- WORK ITEM
Which lines below hold the word "circle"? Report each one.

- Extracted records
..............................

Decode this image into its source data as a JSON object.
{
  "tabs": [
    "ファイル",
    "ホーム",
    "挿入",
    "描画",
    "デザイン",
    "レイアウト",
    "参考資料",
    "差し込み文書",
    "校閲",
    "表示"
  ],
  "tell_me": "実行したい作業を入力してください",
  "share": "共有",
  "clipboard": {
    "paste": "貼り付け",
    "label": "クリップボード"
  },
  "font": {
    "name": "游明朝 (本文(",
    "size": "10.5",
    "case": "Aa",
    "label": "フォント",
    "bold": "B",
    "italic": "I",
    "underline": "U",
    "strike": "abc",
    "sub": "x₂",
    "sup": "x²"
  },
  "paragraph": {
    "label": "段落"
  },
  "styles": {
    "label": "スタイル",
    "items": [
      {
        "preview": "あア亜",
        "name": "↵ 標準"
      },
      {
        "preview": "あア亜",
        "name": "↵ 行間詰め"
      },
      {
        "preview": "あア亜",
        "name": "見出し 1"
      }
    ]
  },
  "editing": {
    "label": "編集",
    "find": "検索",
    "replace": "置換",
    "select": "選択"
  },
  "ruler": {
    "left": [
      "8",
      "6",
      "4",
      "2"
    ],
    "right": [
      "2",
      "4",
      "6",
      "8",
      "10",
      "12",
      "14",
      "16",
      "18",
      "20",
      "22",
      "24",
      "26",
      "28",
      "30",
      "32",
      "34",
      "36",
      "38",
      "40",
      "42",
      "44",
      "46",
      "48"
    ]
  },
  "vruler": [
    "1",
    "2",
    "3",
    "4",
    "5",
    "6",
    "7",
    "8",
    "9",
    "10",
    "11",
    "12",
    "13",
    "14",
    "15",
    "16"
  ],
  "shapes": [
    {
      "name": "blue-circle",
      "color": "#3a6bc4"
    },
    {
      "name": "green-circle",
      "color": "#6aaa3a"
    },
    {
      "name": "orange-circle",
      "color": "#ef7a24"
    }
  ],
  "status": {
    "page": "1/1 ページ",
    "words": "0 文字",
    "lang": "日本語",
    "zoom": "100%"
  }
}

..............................

- FINISHED EXERCISE
      "name": "blue-circle",
      "name": "green-circle",
      "name": "orange-circle",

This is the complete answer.